Heritage Open days got off to a slow start on Friday morning, but picked up in the afternoon and today. Visitors from Australia were welcome (only travelled from Manchester) where they are working for a few years, to see how we Poms do things before returning home. If architecture isn’t your thing then the garden was alive, here are two insects to identify (not their generic names). If you have not visited , you have still time to do so, tomorrow 1.00 – 4.00pm and next Friday, Saturday and Sunday. Also note a date in your diary, on Thursday 26 September at 7.30pm a talk by Robert Poole on Peterloo, will take place in the hall of the EdgarWood Rooms. This is a Middleton Archaeological Society event and cost £3 for none members.
Visit the Arts & Craft’s Church free of charge at Heritage Open Days!Open on the following days in September…
- Friday 13th – 10am to 4pm
- Saturday 14th – 10am to 4pm, 2pm Guided tour of nearby Edgar Wood buildings
- Sunday 15th – 1pm to 4pm, 2pm Guided tour of nearby Edgar Wood buildings
- Friday 20th – 10am to 4pm
- Saturday 21st – 10am to 4pm, 2pm Guided tour of the Peterloo Sam Bamford Trail
- Sunday 15th – 1pm to 4pm, 2pm Guided tour of the Peterloo Sam Bamford Trail
Long Street Methodist Church & School is an Arts & Crafts masterpiece by Manchester architect, Edgar Wood. An indescribable blend of rustic expressionism and Art Nouveau abstraction, it announced a radical new architecture when built in 1900.
The Peterloo Sam Bamford Trail celebrates this year’s theme ‘People Power‘ to mark the 200th anniversary of the Peterloo Massacre. Led by Sam Bamford expert Dave Lees.
How to get there…
Car – SATNAV – Long Street Methodist Church, Lever Street, Middleton, Manchester.
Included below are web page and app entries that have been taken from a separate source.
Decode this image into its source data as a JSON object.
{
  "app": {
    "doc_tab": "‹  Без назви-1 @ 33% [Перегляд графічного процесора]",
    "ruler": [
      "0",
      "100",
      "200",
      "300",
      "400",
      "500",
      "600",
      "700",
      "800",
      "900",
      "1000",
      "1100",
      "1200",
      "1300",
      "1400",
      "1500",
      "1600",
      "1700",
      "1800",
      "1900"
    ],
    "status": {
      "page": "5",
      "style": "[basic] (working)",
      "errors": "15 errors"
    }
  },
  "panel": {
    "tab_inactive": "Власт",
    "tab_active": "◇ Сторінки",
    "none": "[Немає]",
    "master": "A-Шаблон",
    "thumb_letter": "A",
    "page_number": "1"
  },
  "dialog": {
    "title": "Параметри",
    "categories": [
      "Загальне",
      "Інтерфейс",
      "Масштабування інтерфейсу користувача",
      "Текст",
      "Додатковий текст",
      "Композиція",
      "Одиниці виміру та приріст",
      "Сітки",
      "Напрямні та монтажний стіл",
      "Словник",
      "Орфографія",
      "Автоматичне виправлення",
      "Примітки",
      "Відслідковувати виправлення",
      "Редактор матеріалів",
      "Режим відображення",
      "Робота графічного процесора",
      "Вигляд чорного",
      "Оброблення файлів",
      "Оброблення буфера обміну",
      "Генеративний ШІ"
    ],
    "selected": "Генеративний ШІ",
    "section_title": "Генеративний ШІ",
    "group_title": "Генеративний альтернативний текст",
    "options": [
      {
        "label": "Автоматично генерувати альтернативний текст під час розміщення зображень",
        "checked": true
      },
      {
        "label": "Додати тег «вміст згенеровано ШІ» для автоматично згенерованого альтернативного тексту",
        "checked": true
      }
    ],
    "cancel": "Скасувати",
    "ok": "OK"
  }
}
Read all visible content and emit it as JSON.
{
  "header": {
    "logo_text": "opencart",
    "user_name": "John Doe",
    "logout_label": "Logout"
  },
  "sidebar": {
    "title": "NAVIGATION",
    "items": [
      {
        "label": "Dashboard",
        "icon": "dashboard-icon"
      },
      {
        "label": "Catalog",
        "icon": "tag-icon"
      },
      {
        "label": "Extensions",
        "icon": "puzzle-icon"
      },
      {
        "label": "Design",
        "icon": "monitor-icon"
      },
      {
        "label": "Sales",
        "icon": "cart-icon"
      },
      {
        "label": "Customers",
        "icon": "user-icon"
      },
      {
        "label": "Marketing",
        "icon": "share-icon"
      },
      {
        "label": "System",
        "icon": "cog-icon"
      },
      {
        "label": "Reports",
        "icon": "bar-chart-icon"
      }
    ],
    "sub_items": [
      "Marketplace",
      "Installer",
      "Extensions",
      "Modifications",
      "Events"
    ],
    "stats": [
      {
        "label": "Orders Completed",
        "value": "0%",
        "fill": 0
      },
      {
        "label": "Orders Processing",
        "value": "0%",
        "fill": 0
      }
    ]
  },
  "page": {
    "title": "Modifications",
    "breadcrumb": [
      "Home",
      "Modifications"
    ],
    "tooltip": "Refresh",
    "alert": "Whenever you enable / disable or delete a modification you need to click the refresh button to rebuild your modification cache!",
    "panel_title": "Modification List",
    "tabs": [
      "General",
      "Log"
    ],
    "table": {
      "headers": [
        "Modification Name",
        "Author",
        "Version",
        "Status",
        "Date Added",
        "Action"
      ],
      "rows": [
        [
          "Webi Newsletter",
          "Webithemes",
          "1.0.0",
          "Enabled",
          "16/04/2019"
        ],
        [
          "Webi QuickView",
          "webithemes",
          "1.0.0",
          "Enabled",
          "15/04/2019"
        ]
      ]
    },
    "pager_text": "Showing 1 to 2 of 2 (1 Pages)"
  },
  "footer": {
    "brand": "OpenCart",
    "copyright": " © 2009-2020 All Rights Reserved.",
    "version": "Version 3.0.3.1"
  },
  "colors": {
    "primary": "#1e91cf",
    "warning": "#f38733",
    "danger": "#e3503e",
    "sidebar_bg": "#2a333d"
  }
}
M24 5UE
Access by car from outside the area is via the M60 and M62 which provide main routes from the north, south, east and west. Car parking is at the rear on Lever Street.
Bus – The No. 17 bus between Manchester and Rochdale passes adjacent along Long Street (alight at Jubilee Park/Middleton Library) and Middleton Bus Station is also within walking distance.
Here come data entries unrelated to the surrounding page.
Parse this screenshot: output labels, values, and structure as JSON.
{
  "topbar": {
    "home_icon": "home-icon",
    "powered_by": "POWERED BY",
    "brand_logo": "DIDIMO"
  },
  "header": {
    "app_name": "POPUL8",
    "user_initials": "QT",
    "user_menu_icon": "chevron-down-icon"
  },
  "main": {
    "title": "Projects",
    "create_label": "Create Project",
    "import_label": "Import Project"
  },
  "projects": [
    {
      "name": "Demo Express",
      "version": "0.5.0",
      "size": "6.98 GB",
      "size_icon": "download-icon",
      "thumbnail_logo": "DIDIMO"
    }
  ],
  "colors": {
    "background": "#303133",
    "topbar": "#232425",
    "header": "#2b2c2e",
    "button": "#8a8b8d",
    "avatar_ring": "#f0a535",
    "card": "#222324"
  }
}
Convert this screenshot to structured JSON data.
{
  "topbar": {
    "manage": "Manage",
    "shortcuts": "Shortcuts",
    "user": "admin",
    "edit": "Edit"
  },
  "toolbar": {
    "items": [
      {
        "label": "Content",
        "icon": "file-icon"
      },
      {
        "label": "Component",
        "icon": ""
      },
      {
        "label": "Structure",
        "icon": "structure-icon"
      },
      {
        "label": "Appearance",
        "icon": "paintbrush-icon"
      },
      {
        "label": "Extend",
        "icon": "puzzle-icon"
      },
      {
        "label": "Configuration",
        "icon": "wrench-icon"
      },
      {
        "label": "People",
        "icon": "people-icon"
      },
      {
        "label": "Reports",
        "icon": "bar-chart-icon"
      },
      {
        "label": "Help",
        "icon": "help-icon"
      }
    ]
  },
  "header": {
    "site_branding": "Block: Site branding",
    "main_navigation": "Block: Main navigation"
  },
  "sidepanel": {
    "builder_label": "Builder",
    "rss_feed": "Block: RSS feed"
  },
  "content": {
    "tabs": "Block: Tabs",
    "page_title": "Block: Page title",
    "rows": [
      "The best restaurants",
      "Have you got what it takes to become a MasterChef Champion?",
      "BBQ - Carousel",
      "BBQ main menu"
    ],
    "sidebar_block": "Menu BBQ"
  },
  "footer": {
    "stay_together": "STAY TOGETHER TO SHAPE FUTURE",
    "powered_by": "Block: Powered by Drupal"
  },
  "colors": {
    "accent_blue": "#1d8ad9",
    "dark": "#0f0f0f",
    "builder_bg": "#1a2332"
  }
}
Train – The nearest railway station is Mills Hill, a mile and a half east of Middleton centre. It lies on the Caldervale Line between Manchester and Leeds.
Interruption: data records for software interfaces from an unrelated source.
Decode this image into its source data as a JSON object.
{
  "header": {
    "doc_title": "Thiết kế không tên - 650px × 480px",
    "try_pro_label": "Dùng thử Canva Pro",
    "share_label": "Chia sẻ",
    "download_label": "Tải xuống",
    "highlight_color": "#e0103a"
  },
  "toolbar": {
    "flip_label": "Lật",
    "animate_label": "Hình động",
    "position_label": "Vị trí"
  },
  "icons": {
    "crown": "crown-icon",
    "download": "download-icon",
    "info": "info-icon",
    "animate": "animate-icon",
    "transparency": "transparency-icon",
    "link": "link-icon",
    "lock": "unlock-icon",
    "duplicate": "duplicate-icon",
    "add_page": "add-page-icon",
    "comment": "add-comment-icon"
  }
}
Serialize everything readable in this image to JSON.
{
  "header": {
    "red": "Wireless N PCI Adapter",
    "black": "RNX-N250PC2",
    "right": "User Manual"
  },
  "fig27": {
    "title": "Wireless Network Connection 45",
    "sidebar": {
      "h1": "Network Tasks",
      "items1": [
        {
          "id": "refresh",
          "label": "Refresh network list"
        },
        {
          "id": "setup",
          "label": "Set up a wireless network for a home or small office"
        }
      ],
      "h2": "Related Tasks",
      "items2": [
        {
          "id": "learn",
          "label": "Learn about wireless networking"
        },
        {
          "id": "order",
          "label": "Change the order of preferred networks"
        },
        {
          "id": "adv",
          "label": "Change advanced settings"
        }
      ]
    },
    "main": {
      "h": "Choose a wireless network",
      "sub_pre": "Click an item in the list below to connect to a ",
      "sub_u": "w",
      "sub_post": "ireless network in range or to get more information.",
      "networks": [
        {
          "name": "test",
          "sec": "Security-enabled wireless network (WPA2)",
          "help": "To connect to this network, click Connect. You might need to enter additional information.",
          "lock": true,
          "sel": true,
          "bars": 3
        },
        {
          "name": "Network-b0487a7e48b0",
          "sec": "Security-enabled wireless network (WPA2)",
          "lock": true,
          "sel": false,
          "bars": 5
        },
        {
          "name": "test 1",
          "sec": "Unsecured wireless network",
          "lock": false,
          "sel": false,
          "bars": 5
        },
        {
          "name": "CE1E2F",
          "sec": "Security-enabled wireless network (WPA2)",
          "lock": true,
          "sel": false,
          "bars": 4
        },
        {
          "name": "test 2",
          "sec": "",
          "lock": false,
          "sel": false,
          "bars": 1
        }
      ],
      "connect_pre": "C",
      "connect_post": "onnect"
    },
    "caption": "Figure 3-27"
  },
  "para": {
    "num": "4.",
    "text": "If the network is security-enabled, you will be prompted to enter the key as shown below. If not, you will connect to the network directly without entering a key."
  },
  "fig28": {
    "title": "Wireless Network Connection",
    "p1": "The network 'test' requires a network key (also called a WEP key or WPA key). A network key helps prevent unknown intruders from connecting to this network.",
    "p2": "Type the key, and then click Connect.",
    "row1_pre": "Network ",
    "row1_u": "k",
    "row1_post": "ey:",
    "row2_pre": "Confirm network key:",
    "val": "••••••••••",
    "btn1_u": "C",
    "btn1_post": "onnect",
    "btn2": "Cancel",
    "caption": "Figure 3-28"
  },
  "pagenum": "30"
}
Wheelchair Access – Due to substantial changes in levels across the site, wheelchair access is presently limited to around 50% of the interior and not the garden. Disabled toilets are available.
Many thanks to David Morris for leading a great visit to the former First Church of Christ Scientist last Friday evening. Also many thanks to the building’s owner Danny for allowing us to look round and for the hospitality provided. Edgar Wood’s First Church of Christ Scientist is looking splendid following recent restorations to allow it to be used for weddings and other events. As always David gave a most interesting account of how the building we see today came into being, with interesting plans and drawings taken from the archives. Pevsner said of this building that it is ‘a work unmatched for originality in the country’.
Members of the Ramsbottom History Society visited the church and school rooms this morning and after lunch in the Old Boar’s Head, were conducted on a tour of the Conservation Area and the Edgar Wood properties.
If you would like details of a visit or tour, please get in touch via the web site.
In preparation for Andy taking images of the nave of the Arts and Crafts Church, which we wanted to look in its ‘pristine’ state, the nave was emptied of cupboards and the bits and pieces that accumulate over the months. On completion of the new Edgar Wood web site, some of the images will be featured.
It was a busy afternoon on Sunday, Sibby (Manchester tour guide and EWS committee member) arrived shortly before the wedding of Emma and Mathew to let her group have a ‘sneaky’ look at the Church and school rooms shortly before the wedding guests started to arrive. Peggy the dog showed an interest in the garden, but wasn’t for signing up to EWS membership. The garden and encompassing buildings provided a good back drop for the photographs. The weather was kind and the grooms men were in fine form.